Rheumatoid arthritis (RA) is a chronic disease that affects the joints and causes pain, inflammation and stiffness. Treatments for rheumatoid arthritis are designed to control inflammation, relieve pain and prevent joint damage.

Treatments of rheumatoid arthritis

Non-steroidal anti-inflammatory drugs (NSAIDs): These drugs are used to manage the symptoms of the disease by reducing inflammation and relieving pain. The most common NSAIDs are ibuprofen and naproxen.

Disease-modifying antirheumatic drugs (DMARDs): These drugs can slow or stop disease progression by acting on the immune system. The most prescribed DMARDs are methotrexate, leflunomide and hydroxychloroquine.

Corticosteroids: These cortisone-based drugs (corticosteroids) are hormones that decrease inflammation.

Biotherapies: These drugs target the proteins that cause inflammation in the body. Biotherapies are very effective and can put the disease to rest when properly prescribed.

Surgery: Surgery is sometimes needed to repair or replace joints damaged by the disease.

The biotherapy revolution

Biotherapy is the use of biological substances, such as proteins, antibodies, living cells or genes, to treat diseases. Biotherapy is now used to treat a variety of diseases, such as cancer, autoimmune diseases, infectious diseases, and genetic diseases. These next-generation treatments have revolutionized the management of many diseases by providing more targeted and effective treatment options than traditional therapies.

How are biotherapies made?

The production process of a biotherapy is complex and expensive. It requires expertise in biotechnology, production engineering and regulation. The manufacture of a biologic consists of isolating cells or bacteria to genetically modify them by incorporating a particular gene called "expression gene". This manipulation will allow the cell to produce the desired protein to treat the targeted pathology. These single-cell organisms are then transferred to an incubator where they are mass-grown to multiply and produce the protein. This protein is then extracted and purified to be put into pharmaceutical form.

The main steps in the manufacture of a biomedicine product

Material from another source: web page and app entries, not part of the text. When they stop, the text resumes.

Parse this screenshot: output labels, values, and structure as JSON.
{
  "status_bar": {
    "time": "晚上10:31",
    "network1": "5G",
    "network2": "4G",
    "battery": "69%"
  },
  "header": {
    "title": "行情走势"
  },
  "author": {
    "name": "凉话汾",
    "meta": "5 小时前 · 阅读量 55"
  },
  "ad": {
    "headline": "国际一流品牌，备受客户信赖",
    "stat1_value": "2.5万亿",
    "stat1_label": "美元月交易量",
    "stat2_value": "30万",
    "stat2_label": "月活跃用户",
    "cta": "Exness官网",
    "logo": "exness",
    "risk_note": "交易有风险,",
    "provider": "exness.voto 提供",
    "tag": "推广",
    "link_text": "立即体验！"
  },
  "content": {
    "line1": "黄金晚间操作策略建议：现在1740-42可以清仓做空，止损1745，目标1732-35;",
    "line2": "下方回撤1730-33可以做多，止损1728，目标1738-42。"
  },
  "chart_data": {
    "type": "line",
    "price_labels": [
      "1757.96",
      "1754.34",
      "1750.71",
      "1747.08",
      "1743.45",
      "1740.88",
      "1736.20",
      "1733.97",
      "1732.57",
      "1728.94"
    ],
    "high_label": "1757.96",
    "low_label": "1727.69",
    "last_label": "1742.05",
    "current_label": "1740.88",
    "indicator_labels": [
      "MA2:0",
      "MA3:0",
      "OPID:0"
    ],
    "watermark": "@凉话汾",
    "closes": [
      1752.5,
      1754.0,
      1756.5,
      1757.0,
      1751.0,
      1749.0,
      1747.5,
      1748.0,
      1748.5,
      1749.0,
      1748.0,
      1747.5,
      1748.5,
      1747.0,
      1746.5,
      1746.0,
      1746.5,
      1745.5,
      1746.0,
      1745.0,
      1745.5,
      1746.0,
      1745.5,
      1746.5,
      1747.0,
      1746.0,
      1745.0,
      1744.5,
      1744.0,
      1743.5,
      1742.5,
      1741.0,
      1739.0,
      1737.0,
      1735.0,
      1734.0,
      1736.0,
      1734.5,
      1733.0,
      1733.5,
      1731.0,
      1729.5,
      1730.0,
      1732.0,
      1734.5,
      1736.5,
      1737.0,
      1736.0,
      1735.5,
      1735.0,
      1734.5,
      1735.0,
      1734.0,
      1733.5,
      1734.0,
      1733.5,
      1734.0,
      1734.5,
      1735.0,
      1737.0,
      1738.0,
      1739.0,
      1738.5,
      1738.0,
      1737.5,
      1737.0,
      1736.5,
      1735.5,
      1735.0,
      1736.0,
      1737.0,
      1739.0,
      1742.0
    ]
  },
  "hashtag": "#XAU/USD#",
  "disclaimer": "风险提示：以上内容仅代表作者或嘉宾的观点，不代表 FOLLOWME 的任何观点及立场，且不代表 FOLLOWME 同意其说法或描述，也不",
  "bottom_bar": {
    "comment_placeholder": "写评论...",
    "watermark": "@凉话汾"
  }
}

The various types of biotherapy for rheumatoid arthritis

TNFα inhibitors
TNFα (tumor necrosis factor alpha) is an inflammatory cytokine produced by the immune system in response to infection or inflammation. TNFα inhibitors are antibodies that block TNFα and prevent its action, thus reducing inflammation. The most commonly used TNFα inhibitors are infliximab, adalimumab, golimumab, and certolizumab.

Interleukin inhibitors
Interleukin inhibitors (IL inhibitors) are a class of biologics that target interleukins (IL), a group of cytokines involved in the regulation of the immune system and inflammation.The most commonly used IL inhibitors are anti-IL-1, anti-IL-6, and anti-IL-17, which block interleukins 1, 6, and 17, respectively.

Lymphocyte inhibitors
Lymphocyte inhibitors are immunosuppressors that target lymphocytes, which are immune cells playing a key role in the immune response.

There are several types of lymphocyte inhibitor, in particular monoclonal antibodies which target T-cell receptors, such as alemtuzumab, basiliximab, daclizumab, and OKT3, and purine synthesis inhibitors, such as azathioprine and mycophenolate mofetil.

Rituximab is a biologic that targets B lymphocytes, a type of immune cell involved in the immune response and in certain auto-immune diseases. Rituximab is a chimeric monoclonal antibody which binds specifically to a protein called CD20, which is present on the surface of B cells. Rituximab destroys abnormal or hyperactive B cells, thus reducing inflammation and disease progression. It can also reduce the number of healthy B cells, thereby increasing the risk of infection.

Abatacept is a biologic that blocks the activation of T cells, a type of immune cell that plays a key role in the immune response and in the progression of auto-immune diseases. It is a fusion monoclonal antibody which binds to a protein called CD80/86, present on the surface of antigen-presenting cells, which activate T cells.

Les modes d’administration des biothérapies dans la polyarthrite rhumatoïde

Les biothérapies peuvent être administrées de plusieurs manières : Injection sous-cutanée : l’injection se fait sous la peau à l'aide d'une seringue ou d'un stylo d'injection. Injection intraveineuse : l’injection se fait dans une veine à l'aide d'une aiguille ou d'un cathéter. Injection intramusculaire : l’injection se fait dans un muscle à l'aide d'une seringue. D’autres modes d’administration existent pour traiter d’autres pathologies.

Biothérapies et effets secondaires

Comme toute thérapie médicamenteuse, les biothérapies peuvent présenter des effets secondaires, et leur utilisation doit être surveillée et encadrée par des professionnels de santé. Les effets secondaires d’une biothérapie peuvent varier d’un individu à l’autre. Les facteurs âge, antécédents médicaux et l’état de santé globale du patient jouent un rôle dans les effets secondaires du traitement. Ils différent également en fonction de la biothérapie utilisée.